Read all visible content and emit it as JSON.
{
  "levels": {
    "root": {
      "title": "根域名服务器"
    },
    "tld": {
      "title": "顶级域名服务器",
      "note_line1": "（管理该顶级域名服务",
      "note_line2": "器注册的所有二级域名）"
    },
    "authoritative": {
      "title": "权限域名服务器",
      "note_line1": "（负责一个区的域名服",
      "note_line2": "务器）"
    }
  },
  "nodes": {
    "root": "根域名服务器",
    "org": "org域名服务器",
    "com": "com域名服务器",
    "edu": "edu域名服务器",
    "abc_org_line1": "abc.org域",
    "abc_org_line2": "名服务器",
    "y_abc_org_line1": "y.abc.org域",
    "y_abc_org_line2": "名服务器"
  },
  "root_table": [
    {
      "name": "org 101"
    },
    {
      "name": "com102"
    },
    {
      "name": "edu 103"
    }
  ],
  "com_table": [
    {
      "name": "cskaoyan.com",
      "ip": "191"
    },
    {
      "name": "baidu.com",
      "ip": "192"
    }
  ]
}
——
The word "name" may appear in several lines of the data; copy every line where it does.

## YOUR RESPONSE:
      "name": "org 101"
      "name": "com102"
      "name": "edu 103"
      "name": "cskaoyan.com",
      "name": "baidu.com",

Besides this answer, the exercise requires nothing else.